Check ignition switch functionality first…then starter itself… Pretty ez solution awaits.

Blackbird


#10

Sounds like a fun project. You’ve got a 12 volt system, right? And non-sloping headlights? Original engine? Dual carb or single carb?


#11

George San Jose, Yes it is a 12 volt, non sloping headlights with plastic covers, original engine and single carb. It is a one owner vehicle that has sat for the last 32 years, Every thing is there including original tool kit and owners manual. The interior is like new and the exterior need a little freshening up. All the heater channels, front pan and battery pan are in nice shape. very lucky find.


#12

A few pictures


#13

I wish I had this little bug…


#14

A few more pictures, one under the front hood and the second how I found it. I think the other bug (also an original one owner) is a 1961 but he wants to hang onto that one.

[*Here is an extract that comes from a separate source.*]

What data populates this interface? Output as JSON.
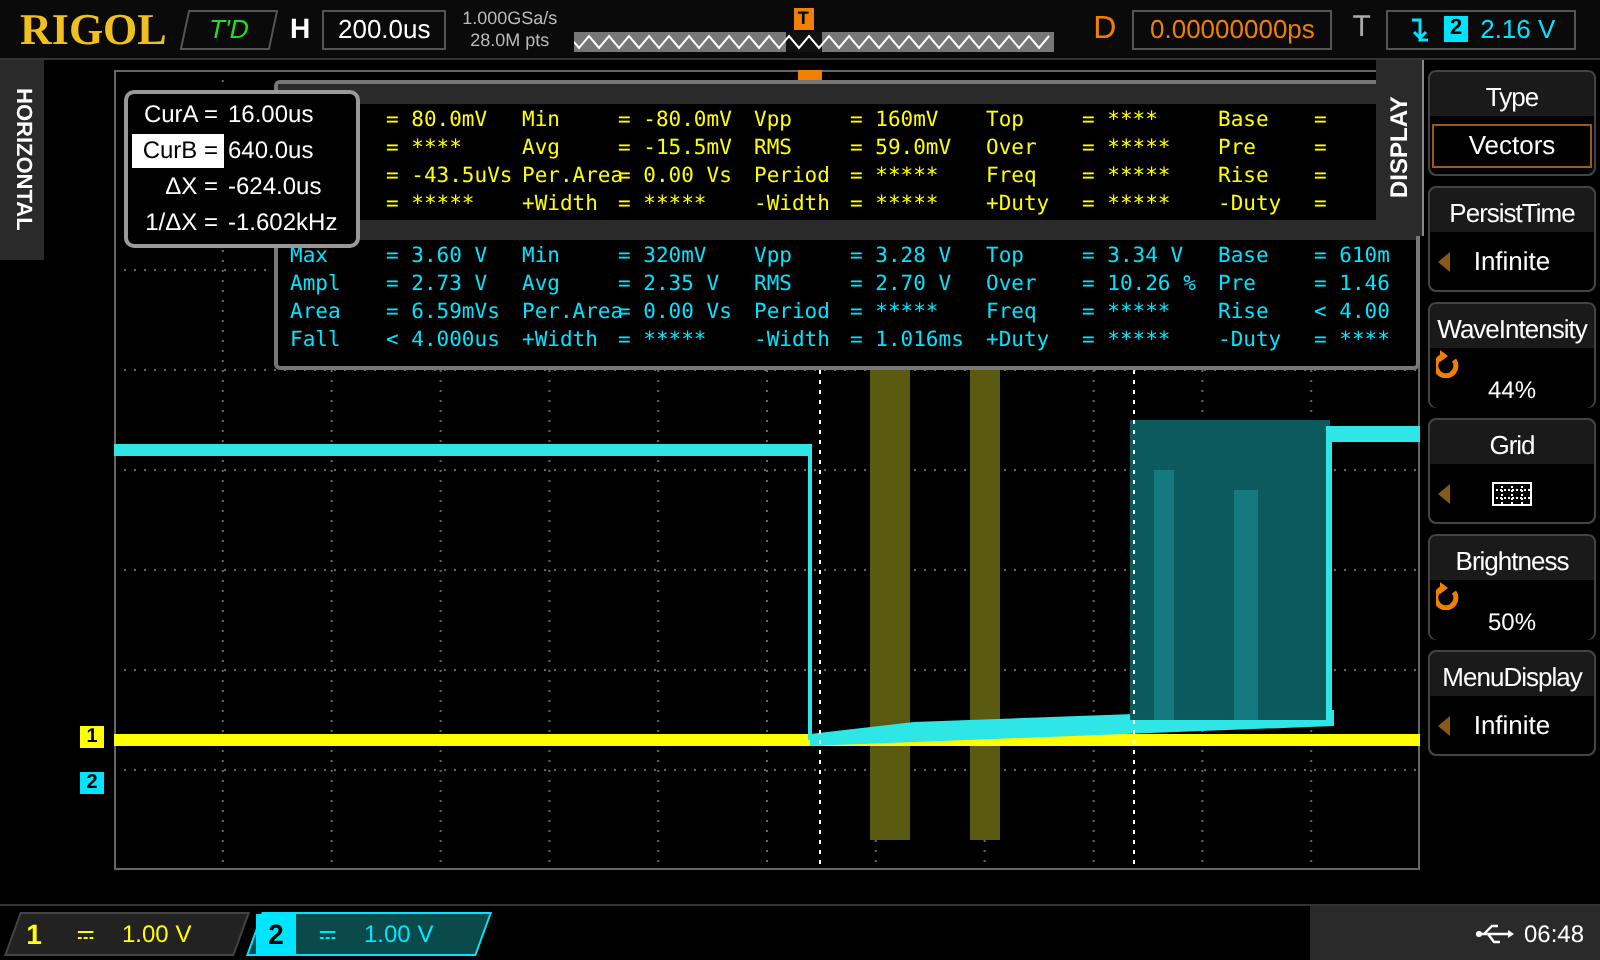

#15

I worked at a Volkswagen Dealer when that 68 was new. I had a sea blue 64 and bought a brand new 71.
I see the windshield washer hose is still connected to the spare tire, very original.
CSA


#16

Are The Plastic Caps Missing From The Door Hinge Pins?
CSA


#17

Common sense answer, yes they are missing. Thank you for letting me know there should be some.


#18

@68bug
"Common sense answer, yes they are missing. Thank you for letting me know there should be some."

VW technicians were paid by customers to drive hinge pins out and replace them when they would begin to seize up and make doors difficult to operate. A couple drops of oil in that recess, on top of each pin, occasionally, and replacing the plastic caps is good preventive maintenance.
CSA


#19

Oh my, I’m very jealous! I especially like them restored in stock condition, OEM wheels and wheel covers, and original ride height. Thanks for sharing the photos OP.


#20

Do ALL of us here have a Beetle story ? Seems no one on the planet is immune to this bug.

I know I have a long story with them.

Blackbird